The right response depends on several factors and there is no one-size-fits-all solution A. Kevin Troutman and Matthew Korn, of Fisher & Phillips, recently penned an article in Forbes offering a few tips for employers to consider on how to respond to several questions relating to the Ebola virus:
What should employers do when they learn that an employee is planning a trip to West Africa to visit family?
What if other employees refuse to come to work because they fear that the returning employee may have been exposed to Ebola Virus Disease?
How can employers prepare in advance for such situations?
“Based on extensive news media coverage of the spread of Ebola in West Africa, and the recent transmission of the virus in the United States, many employers are scrambling to answer these questions. The right response depends on several factors and there is no one-size-fits-all solution,” wrote Troutman and Korn. They suggested that employers can “get out in front of these issues and reduce potential liability” by taking some proactive steps:
Communicating. To help reassure employees and customers, companies should prepare managers to: Give employees and customers pertinent information from the CDC and other health organizations; explain steps the company is taking to protect its employees, customers and the general public; and reaffirm that the company takes health and safety very seriously and will take appropriate, lawful action to protect them. Companies should also consider appointing a manager to develop a protocol for handling employee complaints and concerns.
Asking Employees About Travel Plans.
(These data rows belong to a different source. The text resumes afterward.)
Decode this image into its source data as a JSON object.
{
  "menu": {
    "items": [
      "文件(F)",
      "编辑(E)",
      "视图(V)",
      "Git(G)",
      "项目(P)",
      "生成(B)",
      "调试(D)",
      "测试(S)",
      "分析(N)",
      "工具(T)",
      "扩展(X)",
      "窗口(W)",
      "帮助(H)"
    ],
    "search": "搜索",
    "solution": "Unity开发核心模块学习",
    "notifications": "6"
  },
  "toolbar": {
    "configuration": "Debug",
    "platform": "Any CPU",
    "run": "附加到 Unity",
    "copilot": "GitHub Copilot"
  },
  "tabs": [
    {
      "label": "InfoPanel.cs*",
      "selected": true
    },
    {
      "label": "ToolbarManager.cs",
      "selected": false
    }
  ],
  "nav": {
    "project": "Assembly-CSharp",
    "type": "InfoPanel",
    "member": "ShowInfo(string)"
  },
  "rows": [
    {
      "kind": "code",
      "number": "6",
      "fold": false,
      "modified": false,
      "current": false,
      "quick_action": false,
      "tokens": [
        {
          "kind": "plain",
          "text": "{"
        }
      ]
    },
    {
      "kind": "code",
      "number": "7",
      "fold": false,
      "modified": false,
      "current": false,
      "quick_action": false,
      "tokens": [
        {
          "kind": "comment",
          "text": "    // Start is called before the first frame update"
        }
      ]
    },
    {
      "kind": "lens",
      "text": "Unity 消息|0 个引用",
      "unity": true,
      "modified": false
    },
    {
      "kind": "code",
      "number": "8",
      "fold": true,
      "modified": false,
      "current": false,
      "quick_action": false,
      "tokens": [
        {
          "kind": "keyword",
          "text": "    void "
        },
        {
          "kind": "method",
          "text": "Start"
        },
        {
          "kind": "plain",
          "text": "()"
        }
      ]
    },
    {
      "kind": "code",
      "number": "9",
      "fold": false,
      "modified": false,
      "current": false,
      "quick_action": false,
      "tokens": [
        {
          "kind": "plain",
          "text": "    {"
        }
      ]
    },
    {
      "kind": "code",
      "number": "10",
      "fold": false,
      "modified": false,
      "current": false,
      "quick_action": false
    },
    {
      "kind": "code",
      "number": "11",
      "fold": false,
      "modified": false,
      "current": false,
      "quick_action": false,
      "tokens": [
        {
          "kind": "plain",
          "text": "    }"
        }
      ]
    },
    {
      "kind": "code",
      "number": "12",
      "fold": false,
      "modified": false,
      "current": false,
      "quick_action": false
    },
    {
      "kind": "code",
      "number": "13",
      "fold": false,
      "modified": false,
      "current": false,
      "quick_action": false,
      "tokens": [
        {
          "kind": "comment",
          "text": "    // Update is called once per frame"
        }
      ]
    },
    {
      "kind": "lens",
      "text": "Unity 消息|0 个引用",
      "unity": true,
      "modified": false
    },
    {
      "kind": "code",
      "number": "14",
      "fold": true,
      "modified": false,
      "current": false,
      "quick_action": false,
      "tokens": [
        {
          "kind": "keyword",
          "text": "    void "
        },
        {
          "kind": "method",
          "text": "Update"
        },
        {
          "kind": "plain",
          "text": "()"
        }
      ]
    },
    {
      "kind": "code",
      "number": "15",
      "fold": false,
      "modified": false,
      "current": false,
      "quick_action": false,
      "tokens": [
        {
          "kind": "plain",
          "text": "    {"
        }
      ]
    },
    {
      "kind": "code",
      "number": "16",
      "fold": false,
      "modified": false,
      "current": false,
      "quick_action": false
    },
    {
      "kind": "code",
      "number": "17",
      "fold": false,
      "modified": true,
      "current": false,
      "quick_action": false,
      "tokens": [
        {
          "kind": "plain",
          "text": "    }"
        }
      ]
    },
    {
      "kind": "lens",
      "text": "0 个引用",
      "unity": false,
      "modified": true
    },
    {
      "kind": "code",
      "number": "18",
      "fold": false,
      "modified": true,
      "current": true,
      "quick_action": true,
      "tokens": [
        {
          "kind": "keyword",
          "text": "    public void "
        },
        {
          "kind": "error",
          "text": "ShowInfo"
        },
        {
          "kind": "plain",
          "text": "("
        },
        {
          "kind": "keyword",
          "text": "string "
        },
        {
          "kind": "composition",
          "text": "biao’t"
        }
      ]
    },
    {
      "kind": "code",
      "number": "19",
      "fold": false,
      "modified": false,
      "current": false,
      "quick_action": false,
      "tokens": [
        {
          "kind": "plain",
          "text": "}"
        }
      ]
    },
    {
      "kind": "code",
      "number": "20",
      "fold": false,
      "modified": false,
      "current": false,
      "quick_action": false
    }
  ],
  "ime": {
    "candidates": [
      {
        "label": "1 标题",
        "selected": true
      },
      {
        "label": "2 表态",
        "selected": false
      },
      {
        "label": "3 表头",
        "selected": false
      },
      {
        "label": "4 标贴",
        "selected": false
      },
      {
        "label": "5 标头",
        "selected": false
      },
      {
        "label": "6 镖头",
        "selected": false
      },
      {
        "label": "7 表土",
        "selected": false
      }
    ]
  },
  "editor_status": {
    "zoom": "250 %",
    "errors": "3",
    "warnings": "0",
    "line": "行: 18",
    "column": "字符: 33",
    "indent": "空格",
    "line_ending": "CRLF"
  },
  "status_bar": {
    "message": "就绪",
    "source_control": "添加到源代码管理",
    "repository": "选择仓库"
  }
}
If an employee travels to West Africa, or is otherwise potentially exposed to Ebola, employers can — and should — inquire about the employee’s travel plans, whether he/she had contact with anyone who was exposed to Ebola, and whether the employee is experiencing any flu-like symptoms. Employers should be careful, however, to ensure that no inquiry is likely to reveal an employee’s disability, which can lead to liability under the Americans with Disabilities Act (ADA).
Quarantining an exposed employee is also “an increasingly common consideration among employers, particularly where telecommuting is not an option.” Troutman and Korn say that realistically, an employer cannot “quarantine” an employee, but could place an employee on leave of absence during the 21-day incubation period, to determine whether the employee is infected. However, this option also presents potential liability under the ADA.
“The ADA not only prohibits employers from discriminating against employees who are disabled (being infected with Ebola would likely be considered a disability), it also prohibits discrimination against an employee ‘regarded’ as disabled. So for most employers, this is currently not the best option.”
Meanwhile, if other employees refuse to work because they are afraid of becoming infected with Ebola, this may be a protected work refusal under OSHA’s whistleblower protections or similar state laws. Additionally, if several employees refuse to work and essentially go on strike, their refusal would likely be protected under the National Labor Relations Act. “Therefore, employers must consider whether refusal to work is protected before taking any adverse action, such as termination.”
Troutman and Korn summarize that the Ebola outbreak is an evolving situation and employers need to carefully consider their response, in order to maintain workplace safety and to avoid potential liability under a variety of federal and state laws. Employers should consult their legal counsel to discuss specific situations.